are preparing a flip chart, place a piece of scrap paper behind the area
you are lettering to prevent the marker from bleeding through to the next
page on the chart.
d. Brush Lettering. This is another flexible form of lettering that
requires practice to obtain and maintain proficiency. As an illustrator,
you can use brush lettering to produce letters ranging from 1/4-inch to
10 feet or more in size. All brushes have three major components: (1)
hairs, (2) ferrule, and (3) handle.
There are three different shaped
brushes you use for lettering: (1) round, (2) bright, and (3) flat
(1) Round brush. The hairs of this brush come to either a blunt
or sharp point. The type of tip and the pressure exerted on the brush
while applying the paint determines the different types of lettering for
which you may use the brush.
To use this brush to produce Gothic

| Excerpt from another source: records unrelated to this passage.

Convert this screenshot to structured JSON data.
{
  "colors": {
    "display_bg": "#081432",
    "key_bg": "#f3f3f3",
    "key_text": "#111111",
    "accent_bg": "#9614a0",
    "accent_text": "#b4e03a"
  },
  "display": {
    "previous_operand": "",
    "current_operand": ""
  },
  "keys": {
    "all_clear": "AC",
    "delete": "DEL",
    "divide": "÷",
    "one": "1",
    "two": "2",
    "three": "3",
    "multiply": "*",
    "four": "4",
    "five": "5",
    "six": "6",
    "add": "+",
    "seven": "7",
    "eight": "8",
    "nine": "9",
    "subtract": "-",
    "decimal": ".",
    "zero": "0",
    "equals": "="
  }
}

lettering, it must have a blunt, round point and you must apply even
pressure while lettering. If this brush has a round tip, and you vary

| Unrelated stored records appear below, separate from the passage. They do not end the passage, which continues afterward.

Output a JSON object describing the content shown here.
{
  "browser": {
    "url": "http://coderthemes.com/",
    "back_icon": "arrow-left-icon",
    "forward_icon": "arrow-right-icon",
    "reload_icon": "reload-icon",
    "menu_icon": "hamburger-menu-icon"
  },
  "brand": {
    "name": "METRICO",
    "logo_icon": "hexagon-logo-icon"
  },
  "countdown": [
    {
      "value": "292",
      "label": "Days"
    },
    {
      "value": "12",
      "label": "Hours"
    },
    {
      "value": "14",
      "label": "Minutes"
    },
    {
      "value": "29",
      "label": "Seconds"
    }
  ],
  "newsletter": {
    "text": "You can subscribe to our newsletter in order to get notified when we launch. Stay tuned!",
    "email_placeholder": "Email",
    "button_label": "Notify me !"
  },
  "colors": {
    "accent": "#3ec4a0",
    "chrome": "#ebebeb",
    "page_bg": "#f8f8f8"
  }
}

the pressure, you can create cursive lettering.
When using this brush to produce lettering, you can control the size of
the line by controlling the amount of pressure applied on the brush. The
more pressure you apply, the wider or broader the lines; conversely, the
less pressure you apply, the finer the lines. A high quality round brush
presents a fullness of the hairs when wet; whereas a poor quality brush
looks concave at the sides and ragged.